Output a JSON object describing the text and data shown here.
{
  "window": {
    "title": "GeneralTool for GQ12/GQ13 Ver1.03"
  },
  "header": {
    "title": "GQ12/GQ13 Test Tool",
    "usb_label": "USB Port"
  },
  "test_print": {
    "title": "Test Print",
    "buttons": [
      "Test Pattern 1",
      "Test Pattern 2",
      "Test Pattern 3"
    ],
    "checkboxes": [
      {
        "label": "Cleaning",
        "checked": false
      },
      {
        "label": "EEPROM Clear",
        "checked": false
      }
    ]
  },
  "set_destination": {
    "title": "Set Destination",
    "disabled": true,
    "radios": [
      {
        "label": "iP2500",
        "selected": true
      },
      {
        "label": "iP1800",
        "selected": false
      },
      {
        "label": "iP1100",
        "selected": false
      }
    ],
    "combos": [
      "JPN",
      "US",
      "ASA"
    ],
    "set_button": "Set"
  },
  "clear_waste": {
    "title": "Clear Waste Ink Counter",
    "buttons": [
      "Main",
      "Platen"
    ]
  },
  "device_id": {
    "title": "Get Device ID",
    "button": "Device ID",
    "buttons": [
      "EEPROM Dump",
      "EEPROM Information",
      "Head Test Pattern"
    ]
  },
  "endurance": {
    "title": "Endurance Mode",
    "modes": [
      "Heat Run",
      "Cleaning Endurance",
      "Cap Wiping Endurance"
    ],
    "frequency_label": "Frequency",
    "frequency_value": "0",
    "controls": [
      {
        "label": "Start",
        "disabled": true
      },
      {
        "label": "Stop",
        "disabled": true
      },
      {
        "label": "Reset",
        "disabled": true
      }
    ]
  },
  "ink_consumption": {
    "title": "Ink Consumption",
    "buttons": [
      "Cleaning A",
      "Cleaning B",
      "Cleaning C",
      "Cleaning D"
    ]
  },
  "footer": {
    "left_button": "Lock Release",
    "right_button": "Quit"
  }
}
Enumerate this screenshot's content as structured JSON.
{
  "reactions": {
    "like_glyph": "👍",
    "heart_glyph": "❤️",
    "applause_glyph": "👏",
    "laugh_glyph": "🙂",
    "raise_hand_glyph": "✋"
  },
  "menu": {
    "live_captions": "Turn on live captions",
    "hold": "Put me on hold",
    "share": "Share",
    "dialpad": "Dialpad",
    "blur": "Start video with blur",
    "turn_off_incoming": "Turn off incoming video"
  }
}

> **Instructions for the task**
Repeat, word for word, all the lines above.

> **Answer for the task**
Output a JSON object describing the text and data shown here.
{
  "window": {
    "title": "GeneralTool for GQ12/GQ13 Ver1.03"
  },
  "header": {
    "title": "GQ12/GQ13 Test Tool",
    "usb_label": "USB Port"
  },
  "test_print": {
    "title": "Test Print",
    "buttons": [
      "Test Pattern 1",
      "Test Pattern 2",
      "Test Pattern 3"
    ],
    "checkboxes": [
      {
        "label": "Cleaning",
        "checked": false
      },
      {
        "label": "EEPROM Clear",
        "checked": false
      }
    ]
  },
  "set_destination": {
    "title": "Set Destination",
    "disabled": true,
    "radios": [
      {
        "label": "iP2500",
        "selected": true
      },
      {
        "label": "iP1800",
        "selected": false
      },
      {
        "label": "iP1100",
        "selected": false
      }
    ],
    "combos": [
      "JPN",
      "US",
      "ASA"
    ],
    "set_button": "Set"
  },
  "clear_waste": {
    "title": "Clear Waste Ink Counter",
    "buttons": [
      "Main",
      "Platen"
    ]
  },
  "device_id": {
    "title": "Get Device ID",
    "button": "Device ID",
    "buttons": [
      "EEPROM Dump",
      "EEPROM Information",
      "Head Test Pattern"
    ]
  },
  "endurance": {
    "title": "Endurance Mode",
    "modes": [
      "Heat Run",
      "Cleaning Endurance",
      "Cap Wiping Endurance"
    ],
    "frequency_label": "Frequency",
    "frequency_value": "0",
    "controls": [
      {
        "label": "Start",
        "disabled": true
      },
      {
        "label": "Stop",
        "disabled": true
      },
      {
        "label": "Reset",
        "disabled": true
      }
    ]
  },
  "ink_consumption": {
    "title": "Ink Consumption",
    "buttons": [
      "Cleaning A",
      "Cleaning B",
      "Cleaning C",
      "Cleaning D"
    ]
  },
  "footer": {
    "left_button": "Lock Release",
    "right_button": "Quit"
  }
}
Enumerate this screenshot's content as structured JSON.
{
  "reactions": {
    "like_glyph": "👍",
    "heart_glyph": "❤️",
    "applause_glyph": "👏",
    "laugh_glyph": "🙂",
    "raise_hand_glyph": "✋"
  },
  "menu": {
    "live_captions": "Turn on live captions",
    "hold": "Put me on hold",
    "share": "Share",
    "dialpad": "Dialpad",
    "blur": "Start video with blur",
    "turn_off_incoming": "Turn off incoming video"
  }
}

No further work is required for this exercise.